    eISBN: 978-0-8248-5488-1
    Subjects: Religion, Anthropology, History

Table of Contents

  1. Front Matter
    (pp. I-VI)
  2. Table of Contents
    (pp. VII-VIII)
  3. Series Editor’s Preface
    (pp. IX-X)
    George J. Tanabe Jr.
  4. Translator’s Preface
    (pp. XI-XIV)
    Ward Keeler
  5. Acknowledgments
    (pp. XV-XVI)
  6. Note on the English Edition
    (pp. XVII-XVIII)
  7. A Word to the Reader
    (pp. XIX-XXVI)
  8. Dramatis Personae
    (pp. XXVII-XXX)
  9. 1 From Belief to Believing
    (pp. 1-78)

    Tuesday, September 30, 2003, 7:00 p.m. The apartment, which is located on an avenue running along the moat of Mandalay’s palace, is suddenly plunged into darkness. The power’s out. Yan Shin, interrupting his story, asks his wife to light some candles. He resumes:

    “It was in 1998, at the time of the ceremony to put the finial on the Pagoda of Sighs [Lwan Zaydi, a religious construction put up in memory of someone who has died]. It was my job to get the finial there. We left Mandalay in two small vehicles. I was driving the one in front. My...

  10. 2 Being a Disciple, Fashioning a Cult
    (pp. 79-159)
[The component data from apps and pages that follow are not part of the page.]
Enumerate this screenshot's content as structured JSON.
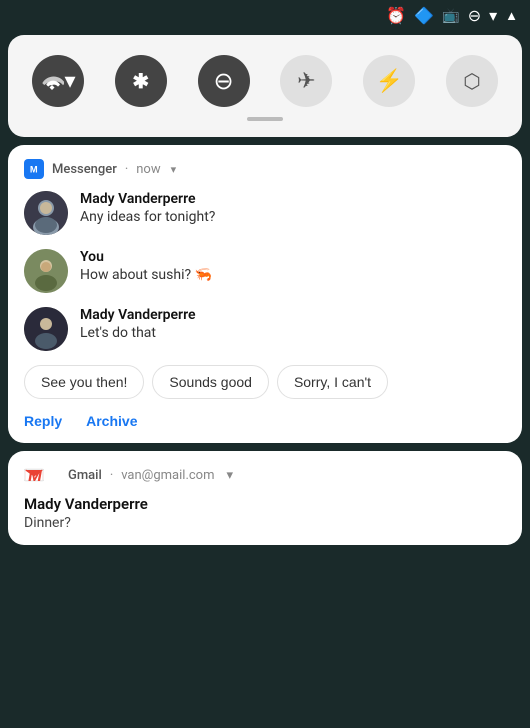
{
  "statusBar": {
    "icons": [
      "alarm",
      "bluetooth",
      "cast",
      "minus-circle",
      "wifi",
      "signal"
    ]
  },
  "quickSettings": {
    "buttons": [
      {
        "name": "wifi",
        "symbol": "▼",
        "active": true
      },
      {
        "name": "bluetooth",
        "symbol": "⬡",
        "active": true
      },
      {
        "name": "dnd",
        "symbol": "⊖",
        "active": true
      },
      {
        "name": "airplane",
        "symbol": "✈",
        "active": false
      },
      {
        "name": "flashlight",
        "symbol": "⚡",
        "active": false
      },
      {
        "name": "rotate",
        "symbol": "⬡",
        "active": false
      }
    ]
  },
  "messengerNotif": {
    "appName": "Messenger",
    "time": "now",
    "messages": [
      {
        "sender": "Mady Vanderperre",
        "text": "Any ideas for tonight?",
        "isSelf": false
      },
      {
        "sender": "You",
        "text": "How about sushi? 🦐",
        "isSelf": true
      },
      {
        "sender": "Mady Vanderperre",
        "text": "Let's do that",
        "isSelf": false
      }
    ],
    "quickReplies": [
      "See you then!",
      "Sounds good",
      "Sorry, I can't"
    ],
    "actions": [
      "Reply",
      "Archive"
    ]
  },
  "gmailNotif": {
    "appName": "Gmail",
    "account": "van@gmail.com",
    "sender": "Mady Vanderperre",
    "subject": "Dinner?"
  }
}
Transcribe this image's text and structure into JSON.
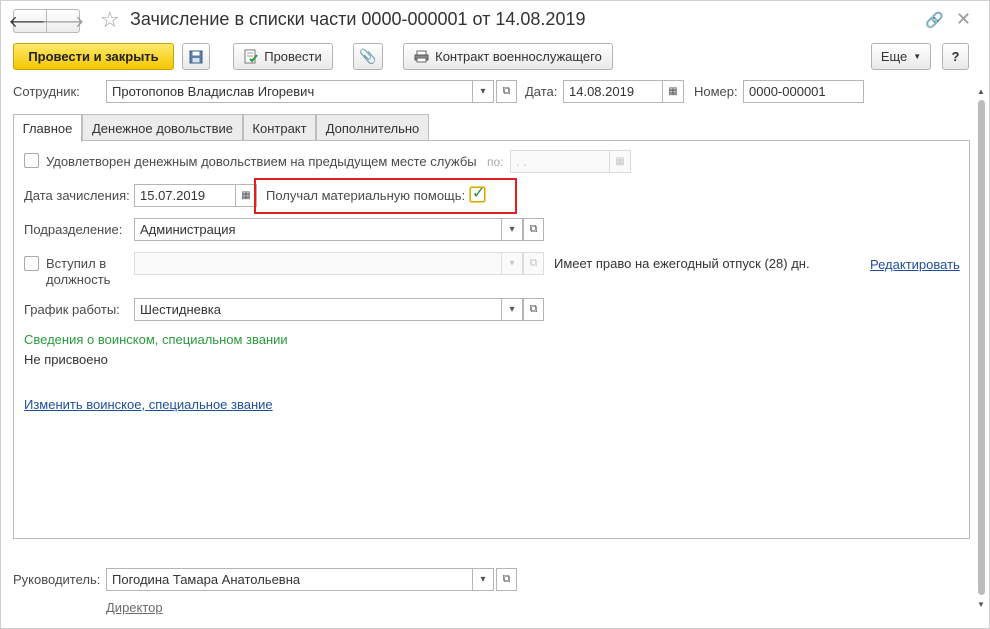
{
  "window": {
    "title": "Зачисление в списки части 0000-000001 от 14.08.2019"
  },
  "icons": {
    "back": "arrow-left-icon",
    "forward": "arrow-right-icon",
    "favorite": "star-icon",
    "link": "link-icon",
    "close": "close-icon"
  },
  "toolbar": {
    "post_and_close": "Провести и закрыть",
    "post": "Провести",
    "contract": "Контракт военнослужащего",
    "more": "Еще",
    "help": "?"
  },
  "header_fields": {
    "employee_label": "Сотрудник:",
    "employee_value": "Протопопов Владислав Игоревич",
    "date_label": "Дата:",
    "date_value": "14.08.2019",
    "number_label": "Номер:",
    "number_value": "0000-000001"
  },
  "tabs": [
    {
      "label": "Главное",
      "active": true
    },
    {
      "label": "Денежное довольствие",
      "active": false
    },
    {
      "label": "Контракт",
      "active": false
    },
    {
      "label": "Дополнительно",
      "active": false
    }
  ],
  "main": {
    "satisfied_label": "Удовлетворен денежным довольствием на предыдущем месте службы",
    "satisfied_checked": false,
    "po_label": "по:",
    "po_value": " .  .",
    "enroll_date_label": "Дата зачисления:",
    "enroll_date_value": "15.07.2019",
    "material_aid_label": "Получал материальную помощь:",
    "material_aid_checked": true,
    "division_label": "Подразделение:",
    "division_value": "Администрация",
    "position_label": "Вступил в должность",
    "position_checked": false,
    "position_value": "",
    "vacation_text": "Имеет право на ежегодный отпуск (28) дн.",
    "edit_link": "Редактировать",
    "schedule_label": "График работы:",
    "schedule_value": "Шестидневка",
    "military_section_title": "Сведения о воинском, специальном звании",
    "military_rank": "Не присвоено",
    "change_rank_link": "Изменить воинское, специальное звание"
  },
  "footer": {
    "head_label": "Руководитель:",
    "head_value": "Погодина Тамара Анатольевна",
    "head_position": "Директор"
  },
  "colors": {
    "primary_button": "#f5c700",
    "highlight": "#e21e1e",
    "link": "#1f4e9c",
    "section_title": "#2a9a3c",
    "check": "#2e8b3d"
  }
}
    Sunday, August 24, 2003, 5:00 a.m. The driver and I enter the yard in our car, in the middle of one of the capital’s residential areas, not far from Inya Lake. It is still dark. A faint light can be seen in the front room. Major Zaw Win is waiting, ready to go.

    “The Buddha has succeeded!” Stepping jauntily, despite his seventy-seven years, into the car, the disciple pronounces the fourweikza’s motto and then comments to me, “It’s our passport for the trip.” Wearing a cloth skirt (longyi) and a thick yellow shirt over a sweater, he is wearing...
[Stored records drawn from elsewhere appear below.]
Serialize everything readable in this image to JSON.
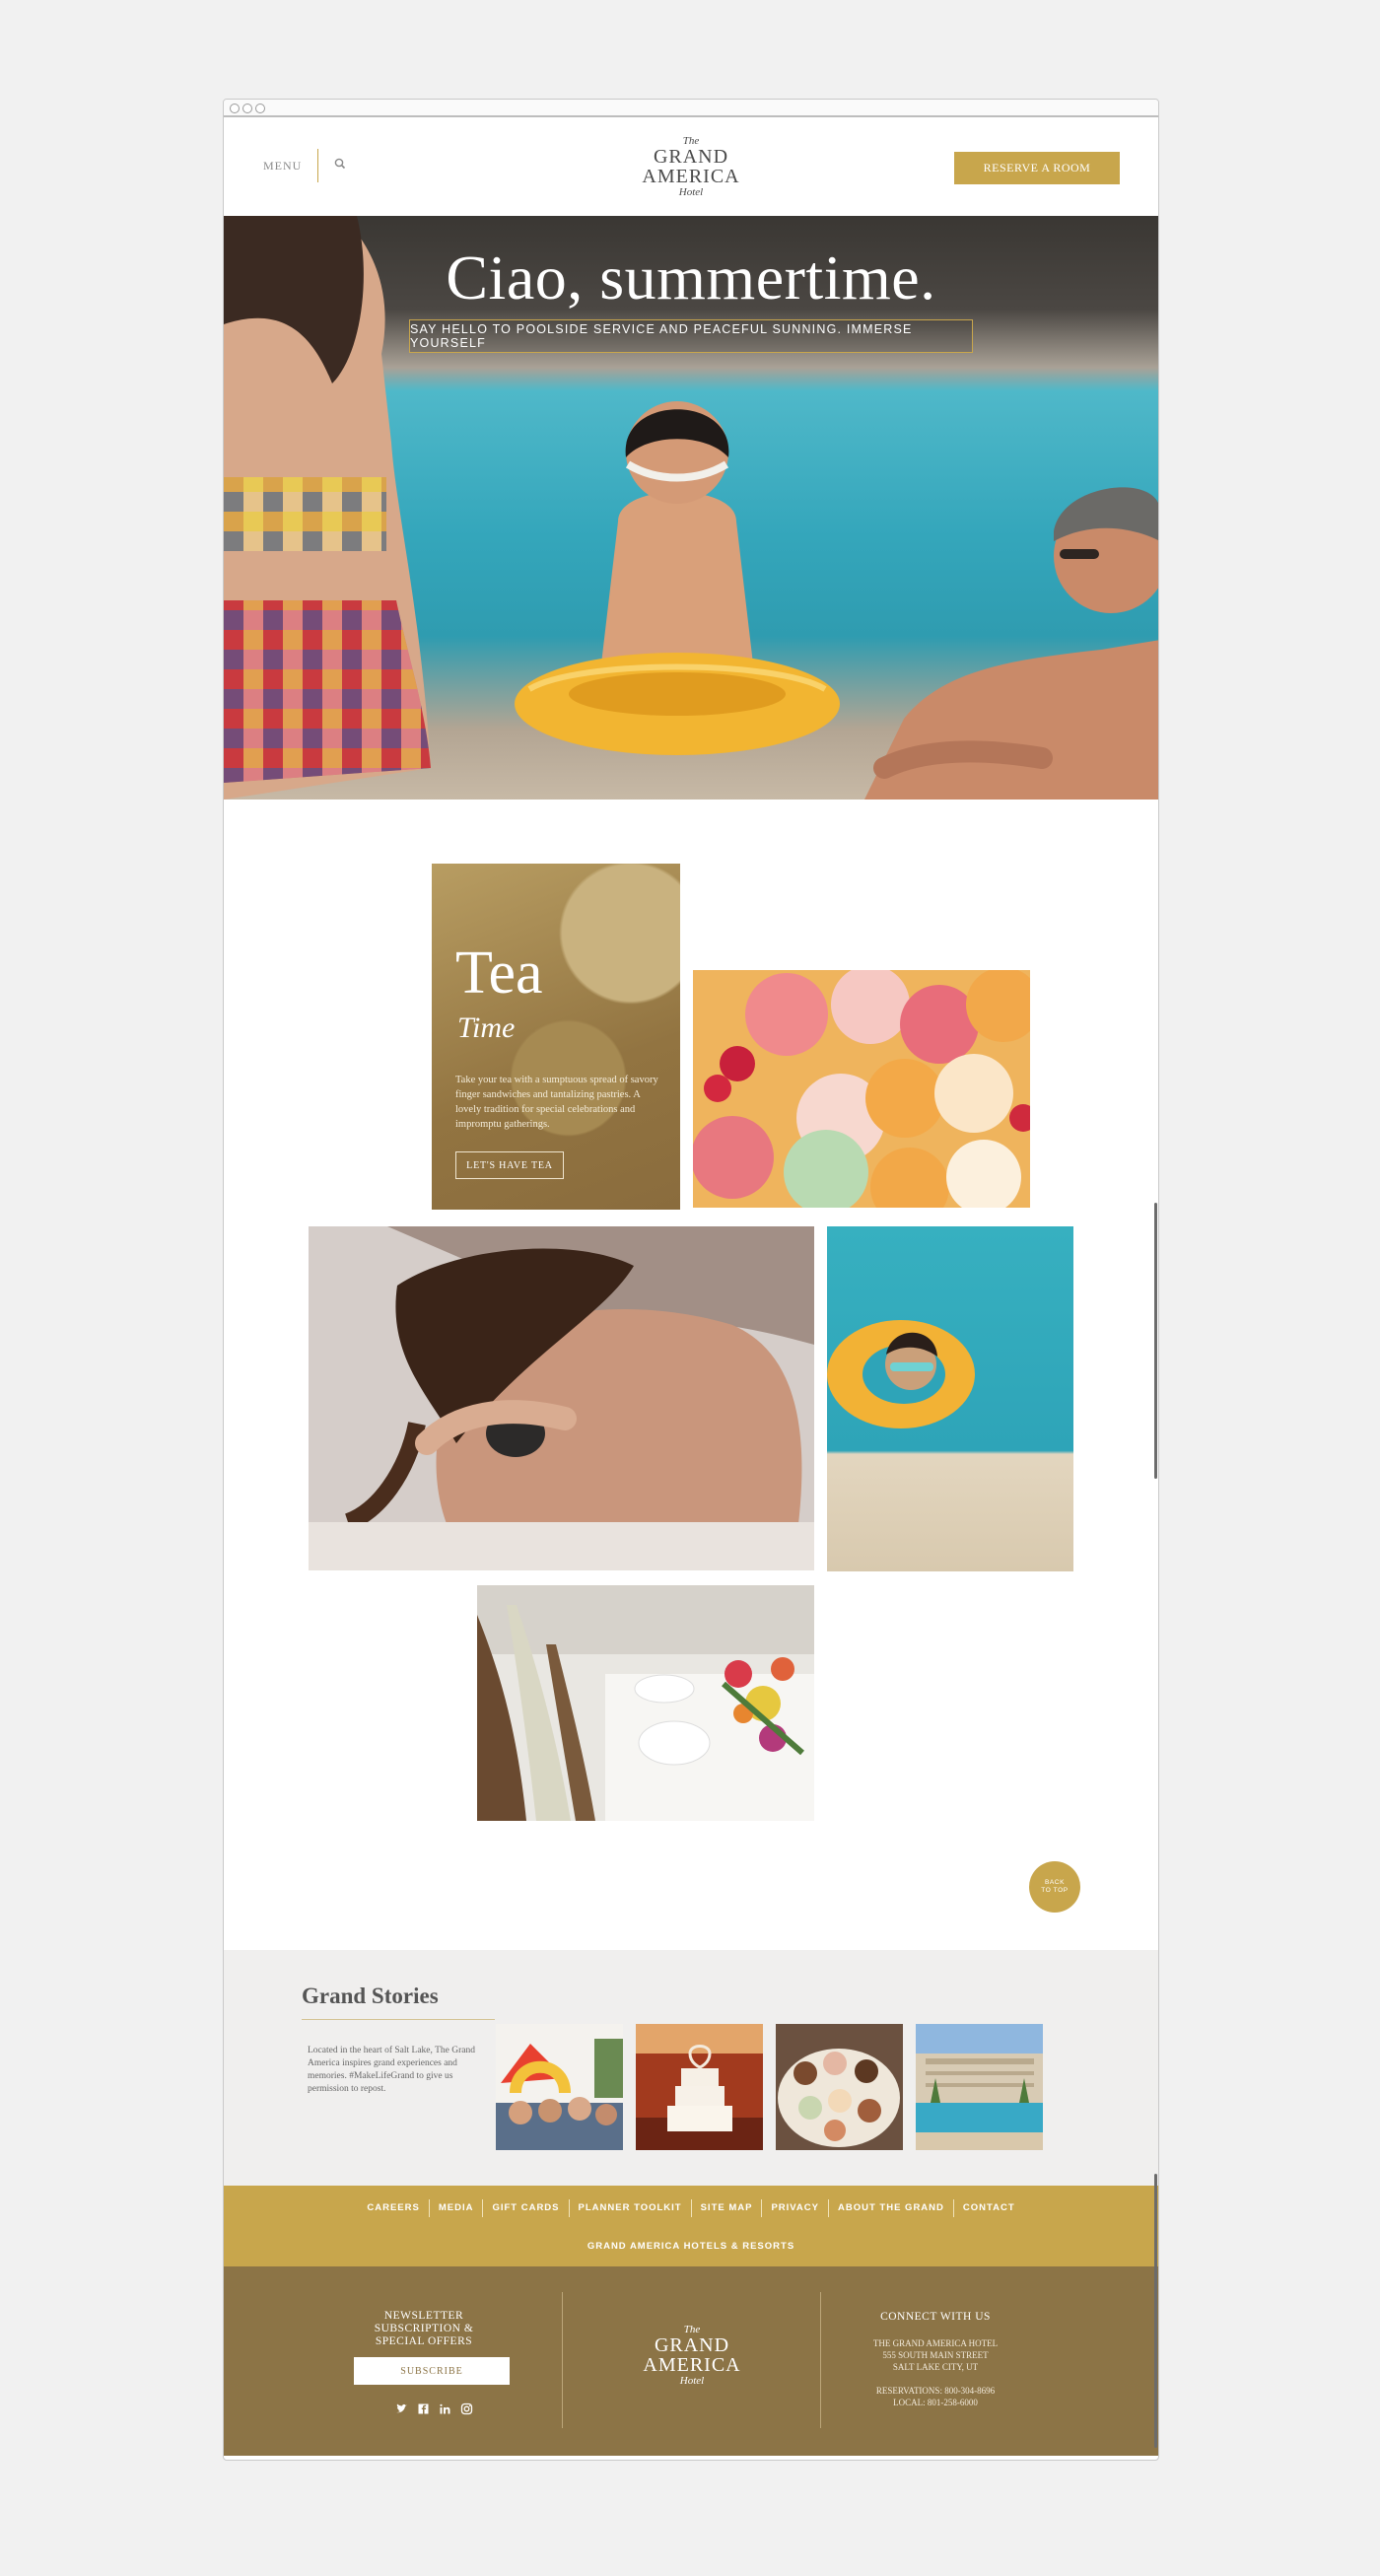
{
  "header": {
    "menu_label": "MENU",
    "logo": {
      "the": "The",
      "line1": "GRAND",
      "line2": "AMERICA",
      "hotel": "Hotel"
    },
    "reserve_label": "RESERVE A ROOM"
  },
  "hero": {
    "title": "Ciao, summertime.",
    "subtitle": "SAY HELLO TO POOLSIDE SERVICE AND PEACEFUL SUNNING. IMMERSE YOURSELF"
  },
  "tea": {
    "title": "Tea",
    "italic": "Time",
    "description": "Take your tea with a sumptuous spread of savory finger sandwiches and tantalizing pastries. A lovely tradition for special celebrations and impromptu gatherings.",
    "button_label": "LET'S HAVE TEA"
  },
  "back_to_top": {
    "line1": "BACK",
    "line2": "TO TOP"
  },
  "stories": {
    "title": "Grand Stories",
    "description": "Located in the heart of Salt Lake, The Grand America inspires grand experiences and memories. #MakeLifeGrand to give us permission to repost."
  },
  "footer_links": {
    "items": [
      "CAREERS",
      "MEDIA",
      "GIFT CARDS",
      "PLANNER TOOLKIT",
      "SITE MAP",
      "PRIVACY",
      "ABOUT THE GRAND",
      "CONTACT"
    ],
    "brand_link": "GRAND AMERICA HOTELS & RESORTS"
  },
  "footer": {
    "newsletter_title": "NEWSLETTER SUBSCRIPTION & SPECIAL OFFERS",
    "subscribe_label": "SUBSCRIBE",
    "socials": [
      "twitter-icon",
      "facebook-icon",
      "linkedin-icon",
      "instagram-icon"
    ],
    "connect_title": "CONNECT WITH US",
    "address_line1": "THE GRAND AMERICA HOTEL",
    "address_line2": "555 SOUTH MAIN STREET",
    "address_line3": "SALT LAKE CITY, UT",
    "reservations": "RESERVATIONS: 800-304-8696",
    "local": "LOCAL: 801-258-6000"
  },
  "colors": {
    "gold": "#c8a64c",
    "footer_brown": "#8c7446"
  }
}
  11. 3 The Possessed
    (pp. 160-184)

    Monday, June 30, 1952, ninth day of the waxing moon of Waso, in the year 1314 of the Burmese era.¹ The day is drawing to a close. A large crowd has gathered both outside and inside the house of Police Inspector Nyein, in Minbu. People have come to hear Gyan, or rather U Nareinda. Theweikzasuddenly emerged in the young woman’s life six months earlier, putting an end to the illness—disquieting menstrual disturbances—that had been afflicting her. Since that time, he has possessed her on a regular basis, delivering sermons through her, his intermediary, with the aim...
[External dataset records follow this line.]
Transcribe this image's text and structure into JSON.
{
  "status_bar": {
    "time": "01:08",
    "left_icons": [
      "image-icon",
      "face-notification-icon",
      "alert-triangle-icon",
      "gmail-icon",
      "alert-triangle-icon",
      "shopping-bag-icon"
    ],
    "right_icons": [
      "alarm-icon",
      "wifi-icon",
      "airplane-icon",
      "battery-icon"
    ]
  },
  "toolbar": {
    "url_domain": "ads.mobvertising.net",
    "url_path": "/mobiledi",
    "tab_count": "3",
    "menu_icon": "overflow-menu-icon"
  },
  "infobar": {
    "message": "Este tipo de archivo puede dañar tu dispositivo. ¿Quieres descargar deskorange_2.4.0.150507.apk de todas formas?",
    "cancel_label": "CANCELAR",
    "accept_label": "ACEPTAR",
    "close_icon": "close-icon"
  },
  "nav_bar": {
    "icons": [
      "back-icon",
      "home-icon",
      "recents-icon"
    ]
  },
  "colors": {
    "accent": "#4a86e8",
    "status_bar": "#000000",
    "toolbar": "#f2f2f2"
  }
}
  12. 4 In Quest of Invulnerability
    (pp. 185-241)

    Tuesday, January 27, 2004, 8:00 a.m. The monastery’s Willys jeep starts right up. The driver keeps it in good repair. Not that it is an antique: there are practically no original parts left in it. In the course of its repairs the jeep has been refurbished with parts found hither and yon or imported from India. A “miscellaneous” (supaung satpaung) model, remarks the driver wryly. In any case, Burmese do not have a taste for antiques. They are fans of new cars, preferably of Japanese make, of which they have long been deprived. Only a few foreigners, especially Anglo-Saxon veterans...

  13. 5 Trial by Fire
    (pp. 242-276)

    Thursday, February 19, 2004. It is about 1:00 a.m. when two officers of the law, coming from Minbu, arrive at the fourweikza’s monastery. The forces of order often carry out their operations in the middle of the night, especially when they concern state security. Surprise makes escape more difficult. In addition, a nighttime operation, because it takes place unobserved by the neighbors, safeguards against any attempted collective resistance. It is never really clear whether it is police officers or agents of the military intelligence ser vices who come to the monastery. The impersonal pronoun that Burmese use—“them”—labels...

  14. Notes
    (pp. 277-296)
  15. Bibliography
    (pp. 297-306)
  16. Index
    (pp. 307-316)
  17. Back Matter
    (pp. 317-323)